TASK ITEM: What lines in the entries below contain the word "artboard"? Copy all of them.
═══ RECORDS SUPPLIED ═══
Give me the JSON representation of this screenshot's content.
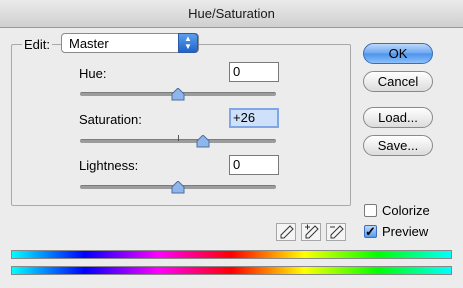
{
  "window": {
    "title": "Hue/Saturation"
  },
  "edit": {
    "label": "Edit:",
    "value": "Master"
  },
  "hue": {
    "label": "Hue:",
    "value": "0",
    "slider_level": 0.5
  },
  "saturation": {
    "label": "Saturation:",
    "value": "+26",
    "slider_level": 0.63
  },
  "lightness": {
    "label": "Lightness:",
    "value": "0",
    "slider_level": 0.5
  },
  "buttons": {
    "ok": "OK",
    "cancel": "Cancel",
    "load": "Load...",
    "save": "Save..."
  },
  "options": {
    "colorize": {
      "label": "Colorize",
      "checked": false
    },
    "preview": {
      "label": "Preview",
      "checked": true
    }
  },
  "icons": [
    "eyedropper-icon",
    "eyedropper-plus-icon",
    "eyedropper-minus-icon"
  ]
}
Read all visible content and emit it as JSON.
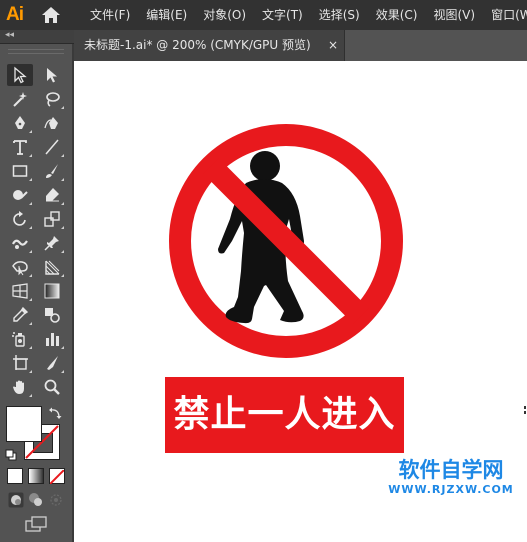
{
  "app": {
    "logo_text": "Ai",
    "accent_color": "#FF9A00"
  },
  "menu": {
    "items": [
      {
        "label": "文件(F)"
      },
      {
        "label": "编辑(E)"
      },
      {
        "label": "对象(O)"
      },
      {
        "label": "文字(T)"
      },
      {
        "label": "选择(S)"
      },
      {
        "label": "效果(C)"
      },
      {
        "label": "视图(V)"
      },
      {
        "label": "窗口(W)"
      }
    ]
  },
  "panel": {
    "collapse_glyph": "◂◂"
  },
  "document": {
    "tab_title": "未标题-1.ai* @ 200% (CMYK/GPU 预览)",
    "close_glyph": "×"
  },
  "tools": [
    {
      "name": "selection-tool",
      "icon": "arrow-icon"
    },
    {
      "name": "direct-selection-tool",
      "icon": "white-arrow-icon"
    },
    {
      "name": "magic-wand-tool",
      "icon": "magic-wand-icon"
    },
    {
      "name": "lasso-tool",
      "icon": "lasso-icon"
    },
    {
      "name": "pen-tool",
      "icon": "pen-icon"
    },
    {
      "name": "curvature-tool",
      "icon": "curvature-icon"
    },
    {
      "name": "type-tool",
      "icon": "type-icon"
    },
    {
      "name": "line-tool",
      "icon": "line-icon"
    },
    {
      "name": "rectangle-tool",
      "icon": "rectangle-icon"
    },
    {
      "name": "paintbrush-tool",
      "icon": "brush-icon"
    },
    {
      "name": "shaper-tool",
      "icon": "shaper-icon"
    },
    {
      "name": "eraser-tool",
      "icon": "eraser-icon"
    },
    {
      "name": "rotate-tool",
      "icon": "rotate-icon"
    },
    {
      "name": "scale-tool",
      "icon": "scale-icon"
    },
    {
      "name": "warp-tool",
      "icon": "warp-icon"
    },
    {
      "name": "puppet-warp-tool",
      "icon": "pin-icon"
    },
    {
      "name": "free-transform-tool",
      "icon": "free-transform-icon"
    },
    {
      "name": "shape-builder-tool",
      "icon": "shape-builder-icon"
    },
    {
      "name": "perspective-grid-tool",
      "icon": "perspective-icon"
    },
    {
      "name": "gradient-tool",
      "icon": "gradient-icon"
    },
    {
      "name": "eyedropper-tool",
      "icon": "eyedropper-icon"
    },
    {
      "name": "blend-tool",
      "icon": "blend-icon"
    },
    {
      "name": "symbol-sprayer-tool",
      "icon": "spray-icon"
    },
    {
      "name": "column-graph-tool",
      "icon": "bar-graph-icon"
    },
    {
      "name": "artboard-tool",
      "icon": "artboard-icon"
    },
    {
      "name": "slice-tool",
      "icon": "knife-icon"
    },
    {
      "name": "hand-tool",
      "icon": "hand-icon"
    },
    {
      "name": "zoom-tool",
      "icon": "zoom-icon"
    }
  ],
  "colors": {
    "sign_red": "#E8191D",
    "figure_black": "#111111",
    "watermark_blue": "#1E88E5"
  },
  "artwork": {
    "banner_text": "禁止一人进入"
  },
  "watermark": {
    "main": "软件自学网",
    "url": "WWW.RJZXW.COM"
  }
}
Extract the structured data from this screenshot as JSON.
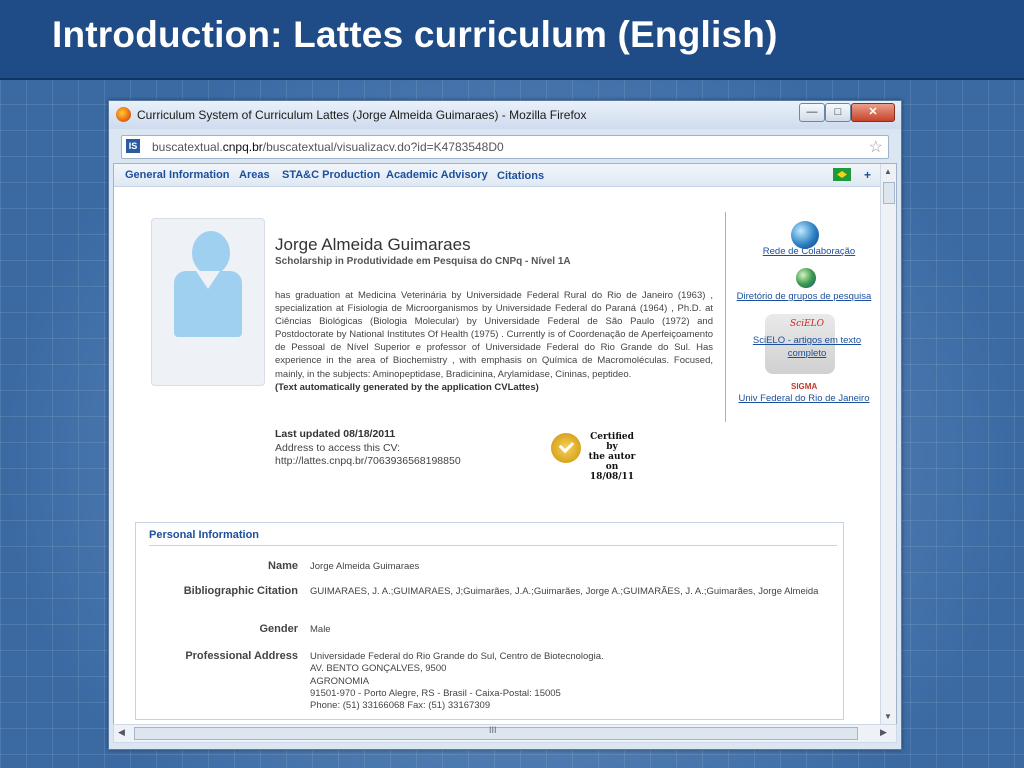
{
  "slide": {
    "title": "Introduction: Lattes curriculum (English)"
  },
  "browser": {
    "window_title": "Curriculum System of Curriculum Lattes (Jorge Almeida Guimaraes) - Mozilla Firefox",
    "url_prefix": "buscatextual.",
    "url_domain": "cnpq.br",
    "url_path": "/buscatextual/visualizacv.do?id=K4783548D0",
    "buttons": {
      "minimize": "—",
      "maximize": "□",
      "close": "✕"
    }
  },
  "nav": {
    "items": [
      "General Information",
      "Areas",
      "STA&C Production",
      "Academic Advisory",
      "Citations"
    ],
    "plus": "+"
  },
  "profile": {
    "name": "Jorge Almeida Guimaraes",
    "subtitle": "Scholarship in Produtividade em Pesquisa do CNPq - Nível 1A",
    "bio": "has graduation at Medicina Veterinária by Universidade Federal Rural do Rio de Janeiro (1963) , specialization at Fisiologia de Microorganismos by Universidade Federal do Paraná (1964) , Ph.D. at Ciências Biológicas (Biologia Molecular) by Universidade Federal de São Paulo (1972) and Postdoctorate by National Institutes Of Health (1975) . Currently is of Coordenação de Aperfeiçoamento de Pessoal de Nível Superior e professor of Universidade Federal do Rio Grande do Sul. Has experience in the area of Biochemistry , with emphasis on Química de Macromoléculas. Focused, mainly, in the subjects: Aminopeptidase, Bradicinina, Arylamidase, Cininas, peptideo.",
    "bio_note": "(Text automatically generated by the application CVLattes)",
    "last_updated": "Last updated 08/18/2011",
    "address_label": "Address to access this CV:",
    "address_url": "http://lattes.cnpq.br/7063936568198850",
    "certified_lines": [
      "Certified by",
      "the autor on",
      "18/08/11"
    ]
  },
  "side_links": {
    "collab": "Rede de Colaboração",
    "groups": "Diretório de grupos de pesquisa",
    "scielo_logo": "SciELO",
    "scielo": "SciELO - artigos em texto completo",
    "sigma": "SIGMA",
    "univ": "Univ Federal do Rio de Janeiro"
  },
  "personal_info": {
    "title": "Personal Information",
    "rows": [
      {
        "label": "Name",
        "value": "Jorge Almeida Guimaraes"
      },
      {
        "label": "Bibliographic Citation",
        "value": "GUIMARAES, J. A.;GUIMARAES, J;Guimarães, J.A.;Guimarães, Jorge A.;GUIMARÃES, J. A.;Guimarães, Jorge Almeida"
      },
      {
        "label": "Gender",
        "value": "Male"
      },
      {
        "label": "Professional Address",
        "lines": [
          "Universidade Federal do Rio Grande do Sul, Centro de Biotecnologia.",
          "AV. BENTO GONÇALVES, 9500",
          "AGRONOMIA",
          "91501-970 - Porto Alegre, RS - Brasil - Caixa-Postal: 15005",
          "Phone: (51) 33166068 Fax: (51) 33167309"
        ]
      }
    ]
  },
  "scrollbar": {
    "grip": "III"
  },
  "colors": {
    "slide_title_bar": "#1f4c86",
    "link": "#1c4f9c"
  }
}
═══
YOUR SOLUTION:
      "name": "artboard-tool",
      "icon": "artboard-icon"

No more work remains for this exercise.